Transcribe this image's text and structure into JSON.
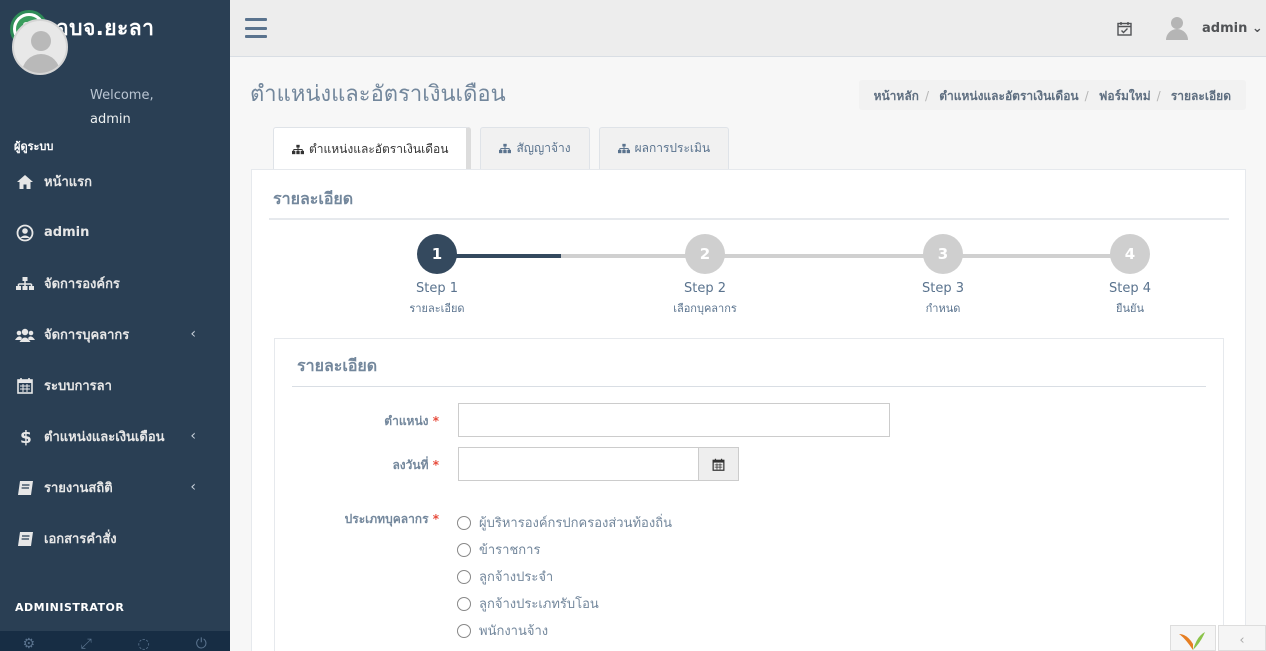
{
  "brand": {
    "title": "อบจ.ยะลา"
  },
  "profile": {
    "welcome": "Welcome,",
    "name": "admin",
    "role": "ผู้ดูระบบ"
  },
  "menu": [
    {
      "label": "หน้าแรก",
      "icon": "home-icon",
      "chevron": false
    },
    {
      "label": "admin",
      "icon": "user-circle-icon",
      "chevron": false
    },
    {
      "label": "จัดการองค์กร",
      "icon": "sitemap-icon",
      "chevron": true
    },
    {
      "label": "จัดการบุคลากร",
      "icon": "users-icon",
      "chevron": true
    },
    {
      "label": "ระบบการลา",
      "icon": "calendar-icon",
      "chevron": false
    },
    {
      "label": "ตำแหน่งและเงินเดือน",
      "icon": "dollar-icon",
      "chevron": true
    },
    {
      "label": "รายงานสถิติ",
      "icon": "book-icon",
      "chevron": true
    },
    {
      "label": "เอกสารคำสั่ง",
      "icon": "book-icon",
      "chevron": false
    }
  ],
  "sidebar_section": "ADMINISTRATOR",
  "chevron": "‹",
  "topnav": {
    "user": "admin",
    "caret": "⌄"
  },
  "page": {
    "title": "ตำแหน่งและอัตราเงินเดือน"
  },
  "breadcrumb": {
    "items": [
      "หน้าหลัก",
      "ตำแหน่งและอัตราเงินเดือน",
      "ฟอร์มใหม่",
      "รายละเอียด"
    ],
    "sep": "/"
  },
  "tabs": [
    {
      "label": "ตำแหน่งและอัตราเงินเดือน",
      "active": true
    },
    {
      "label": "สัญญาจ้าง",
      "active": false
    },
    {
      "label": "ผลการประเมิน",
      "active": false
    }
  ],
  "panel": {
    "title": "รายละเอียด"
  },
  "wizard": {
    "current": 1,
    "steps": [
      {
        "number": "1",
        "title": "Step 1",
        "desc": "รายละเอียด"
      },
      {
        "number": "2",
        "title": "Step 2",
        "desc": "เลือกบุคลากร"
      },
      {
        "number": "3",
        "title": "Step 3",
        "desc": "กำหนด"
      },
      {
        "number": "4",
        "title": "Step 4",
        "desc": "ยืนยัน"
      }
    ]
  },
  "form": {
    "title": "รายละเอียด",
    "required_mark": "*",
    "position_label": "ตำแหน่ง",
    "position_value": "",
    "date_label": "ลงวันที่",
    "date_value": "",
    "type_label": "ประเภทบุคลากร",
    "types": [
      "ผู้บริหารองค์กรปกครองส่วนท้องถิ่น",
      "ข้าราชการ",
      "ลูกจ้างประจำ",
      "ลูกจ้างประเภทรับโอน",
      "พนักงานจ้าง"
    ]
  },
  "colors": {
    "sidebar": "#2a3f54",
    "active_step": "#34495e",
    "required": "#e74c3c"
  }
}
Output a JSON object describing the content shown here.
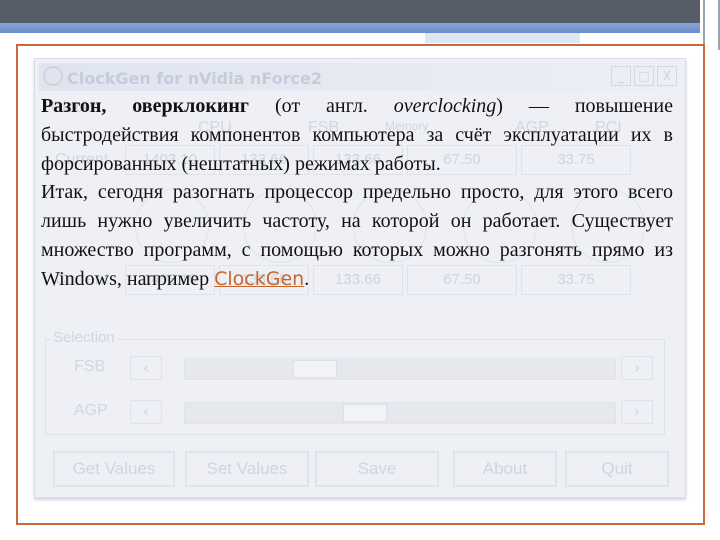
{
  "background_app": {
    "title": "ClockGen for nVidia nForce2",
    "window_buttons": [
      "_",
      "□",
      "X"
    ],
    "clocks_label": "Clocks",
    "columns": [
      "CPU",
      "FSB",
      "Memory",
      "AGP",
      "PCI"
    ],
    "current_label": "Current",
    "current_values": [
      "1403.10",
      "133.66",
      "133.66",
      "67.50",
      "33.75"
    ],
    "selected_values": [
      "1403.10",
      "133.66",
      "133.66",
      "67.50",
      "33.75"
    ],
    "selection_label": "Selection",
    "sliders": [
      {
        "label": "FSB",
        "position": 0.28
      },
      {
        "label": "AGP",
        "position": 0.41
      }
    ],
    "buttons": [
      "Get Values",
      "Set Values",
      "Save",
      "About",
      "Quit"
    ]
  },
  "slide": {
    "para1_bold": "Разгон, оверклокинг",
    "para1_a": " (от англ. ",
    "para1_italic": "overclocking",
    "para1_b": ") — повышение быстродействия компонентов компьютера за счёт эксплуатации их в форсированных (нештатных) режимах работы.",
    "para2": " Итак, сегодня разогнать процессор предельно просто, для этого всего лишь нужно увеличить частоту, на которой он работает. Существует множество программ, с помощью которых можно разгонять прямо из Windows, например ",
    "link": "ClockGen",
    "para2_end": "."
  },
  "colors": {
    "accent_border": "#c9683a",
    "link": "#c9642d",
    "top_bar": "#565d68",
    "blue_bar": "#6c8cc8"
  }
}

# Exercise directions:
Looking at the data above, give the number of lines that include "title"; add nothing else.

# The completed task:
9